• PROBLEM REQUIREMENTS
Report back every line below that carries the word "solutions".

• MATERIAL SUPPLIED
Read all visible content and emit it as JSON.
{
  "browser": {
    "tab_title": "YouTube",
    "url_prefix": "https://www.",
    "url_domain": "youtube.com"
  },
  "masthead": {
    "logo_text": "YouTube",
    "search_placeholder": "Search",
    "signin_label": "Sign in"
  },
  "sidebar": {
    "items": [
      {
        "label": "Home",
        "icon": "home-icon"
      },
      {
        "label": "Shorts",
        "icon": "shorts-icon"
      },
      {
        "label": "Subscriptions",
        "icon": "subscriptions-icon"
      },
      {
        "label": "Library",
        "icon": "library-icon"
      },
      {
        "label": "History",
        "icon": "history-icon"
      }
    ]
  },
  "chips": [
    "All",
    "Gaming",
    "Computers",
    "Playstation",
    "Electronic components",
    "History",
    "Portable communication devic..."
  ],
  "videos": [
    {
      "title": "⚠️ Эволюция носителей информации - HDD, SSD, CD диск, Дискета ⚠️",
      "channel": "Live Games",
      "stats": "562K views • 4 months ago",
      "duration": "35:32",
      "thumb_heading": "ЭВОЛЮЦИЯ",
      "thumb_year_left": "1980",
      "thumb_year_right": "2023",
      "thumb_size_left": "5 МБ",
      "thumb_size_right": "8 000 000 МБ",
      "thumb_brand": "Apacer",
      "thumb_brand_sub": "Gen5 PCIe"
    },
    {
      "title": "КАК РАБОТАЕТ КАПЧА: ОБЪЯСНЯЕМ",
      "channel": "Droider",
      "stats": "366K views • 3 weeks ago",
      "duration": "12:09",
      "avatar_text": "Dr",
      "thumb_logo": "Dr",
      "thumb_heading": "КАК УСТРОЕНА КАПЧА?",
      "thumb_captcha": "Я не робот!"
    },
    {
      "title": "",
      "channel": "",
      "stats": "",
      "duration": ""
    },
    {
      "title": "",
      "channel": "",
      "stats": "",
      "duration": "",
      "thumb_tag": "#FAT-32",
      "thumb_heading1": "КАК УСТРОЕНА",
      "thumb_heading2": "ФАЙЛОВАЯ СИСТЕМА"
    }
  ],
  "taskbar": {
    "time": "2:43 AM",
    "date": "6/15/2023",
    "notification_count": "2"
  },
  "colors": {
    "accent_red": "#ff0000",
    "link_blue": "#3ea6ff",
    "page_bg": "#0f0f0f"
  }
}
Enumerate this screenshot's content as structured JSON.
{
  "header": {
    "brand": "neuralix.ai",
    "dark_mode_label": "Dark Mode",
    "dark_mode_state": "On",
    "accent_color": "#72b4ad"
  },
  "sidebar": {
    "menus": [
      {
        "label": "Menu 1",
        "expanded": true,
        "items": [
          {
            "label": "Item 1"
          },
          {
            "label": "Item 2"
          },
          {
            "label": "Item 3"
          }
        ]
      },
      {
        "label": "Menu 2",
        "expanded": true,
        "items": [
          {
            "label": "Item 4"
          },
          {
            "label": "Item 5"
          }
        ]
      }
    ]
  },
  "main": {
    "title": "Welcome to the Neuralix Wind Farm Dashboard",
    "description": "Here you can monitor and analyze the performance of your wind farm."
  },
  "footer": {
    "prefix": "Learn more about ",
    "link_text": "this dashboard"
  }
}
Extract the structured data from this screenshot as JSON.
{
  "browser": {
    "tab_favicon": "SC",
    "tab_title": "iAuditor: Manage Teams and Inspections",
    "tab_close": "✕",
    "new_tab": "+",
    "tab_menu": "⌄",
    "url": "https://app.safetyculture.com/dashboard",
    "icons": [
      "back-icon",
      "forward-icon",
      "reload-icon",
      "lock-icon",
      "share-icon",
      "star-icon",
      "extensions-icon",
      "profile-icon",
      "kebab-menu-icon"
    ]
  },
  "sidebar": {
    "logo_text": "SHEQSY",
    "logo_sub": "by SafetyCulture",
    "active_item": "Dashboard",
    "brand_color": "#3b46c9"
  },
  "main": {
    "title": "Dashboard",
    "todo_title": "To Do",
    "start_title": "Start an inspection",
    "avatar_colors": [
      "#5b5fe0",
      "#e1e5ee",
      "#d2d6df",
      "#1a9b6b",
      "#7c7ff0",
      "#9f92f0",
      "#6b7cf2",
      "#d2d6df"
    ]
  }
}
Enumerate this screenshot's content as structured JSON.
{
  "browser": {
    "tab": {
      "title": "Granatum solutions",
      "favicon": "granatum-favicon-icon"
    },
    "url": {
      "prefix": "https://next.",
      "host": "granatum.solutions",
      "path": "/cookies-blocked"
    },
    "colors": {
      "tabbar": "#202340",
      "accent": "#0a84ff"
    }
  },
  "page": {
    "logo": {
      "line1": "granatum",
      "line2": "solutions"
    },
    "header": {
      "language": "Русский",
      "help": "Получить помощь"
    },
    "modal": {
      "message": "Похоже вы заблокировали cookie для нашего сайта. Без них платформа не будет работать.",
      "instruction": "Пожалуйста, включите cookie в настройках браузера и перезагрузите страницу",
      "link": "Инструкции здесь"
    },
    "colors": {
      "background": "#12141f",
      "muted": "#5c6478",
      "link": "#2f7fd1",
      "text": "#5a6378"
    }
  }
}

• RESPONSE AREA
      "title": "Granatum solutions",
      "host": "granatum.solutions",
      "line2": "solutions"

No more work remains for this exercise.